Kids, Calcium and…
12 cups of Kale?
You probably know that milk is a great way for kids to get their bone-building nutrients. If not, you really need to spend more time listening to the nutrition experts. Pretty much every one will tell you that the best way to get all your nutrients, particularly calcium, is from foods. But in reality—especially a reality that includes kids—this can be tough. Despite our best efforts, one out of every two children ages nine and older don’t get enough calcium. You could try to make up for this deficit by eating calcium-rich vegetables like kale, broccoli and Chinese cabbage. But if you want to get as much calcium as you get in milk, you’ll need to eat a lot of them. It takes 12 cups of raw kale, for example, to match the amount of calcium in one glass of milk.

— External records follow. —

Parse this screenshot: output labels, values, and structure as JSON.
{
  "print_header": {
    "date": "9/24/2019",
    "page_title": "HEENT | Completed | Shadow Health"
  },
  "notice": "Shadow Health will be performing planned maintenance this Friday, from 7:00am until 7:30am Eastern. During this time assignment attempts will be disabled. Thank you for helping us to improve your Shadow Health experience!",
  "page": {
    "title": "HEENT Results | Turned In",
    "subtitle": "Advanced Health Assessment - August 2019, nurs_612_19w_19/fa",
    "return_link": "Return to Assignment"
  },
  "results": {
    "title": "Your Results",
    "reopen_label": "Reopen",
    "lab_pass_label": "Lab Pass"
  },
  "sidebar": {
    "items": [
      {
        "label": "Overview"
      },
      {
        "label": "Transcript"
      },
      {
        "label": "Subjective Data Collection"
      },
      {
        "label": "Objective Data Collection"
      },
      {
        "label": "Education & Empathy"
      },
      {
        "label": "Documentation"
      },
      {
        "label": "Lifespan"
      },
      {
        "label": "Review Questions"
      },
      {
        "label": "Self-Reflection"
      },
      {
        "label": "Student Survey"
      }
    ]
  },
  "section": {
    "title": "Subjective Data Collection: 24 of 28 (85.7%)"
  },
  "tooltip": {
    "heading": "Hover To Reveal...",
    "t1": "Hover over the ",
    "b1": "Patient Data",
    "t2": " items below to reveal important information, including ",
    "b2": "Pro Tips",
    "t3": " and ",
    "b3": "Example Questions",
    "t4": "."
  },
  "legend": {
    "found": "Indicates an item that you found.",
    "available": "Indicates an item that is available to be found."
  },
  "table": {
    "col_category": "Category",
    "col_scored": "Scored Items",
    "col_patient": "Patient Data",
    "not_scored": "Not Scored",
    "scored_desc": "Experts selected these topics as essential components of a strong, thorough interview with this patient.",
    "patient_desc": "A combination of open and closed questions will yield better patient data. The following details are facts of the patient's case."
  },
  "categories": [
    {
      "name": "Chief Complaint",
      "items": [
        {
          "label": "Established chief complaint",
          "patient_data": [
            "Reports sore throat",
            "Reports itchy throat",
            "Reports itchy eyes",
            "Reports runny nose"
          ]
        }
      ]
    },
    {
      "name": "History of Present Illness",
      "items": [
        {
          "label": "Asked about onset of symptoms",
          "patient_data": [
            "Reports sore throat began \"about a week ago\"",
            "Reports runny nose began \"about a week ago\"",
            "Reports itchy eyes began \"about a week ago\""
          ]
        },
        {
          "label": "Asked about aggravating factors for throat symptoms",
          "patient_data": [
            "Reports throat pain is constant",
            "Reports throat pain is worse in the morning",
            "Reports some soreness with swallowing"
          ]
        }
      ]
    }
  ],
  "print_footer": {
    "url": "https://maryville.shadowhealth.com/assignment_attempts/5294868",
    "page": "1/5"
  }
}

Unless your child is an extraordinarily hungry, not to mention adventurous eater, that’s not likely to happen.
These are just a few of the reasons dairy foods such as milk, yogurt and cheese are the main food source of calcium for most people in the U.S. In fact, on average, milk is the top food source of calcium, vitamin D and potassium for Americans age 2 and older. And while milk is an important source of essential nutrients in a kid’s diet that contributes to bone and overall health, by age 6, many are not getting the daily recommended amount of dairy. When you consider how delicious fresh, cold milk is, it’s a bit of a mystery. Nothing against kale, of course, but if you gave your kids a choice, we’re pretty sure they’d go with the milk.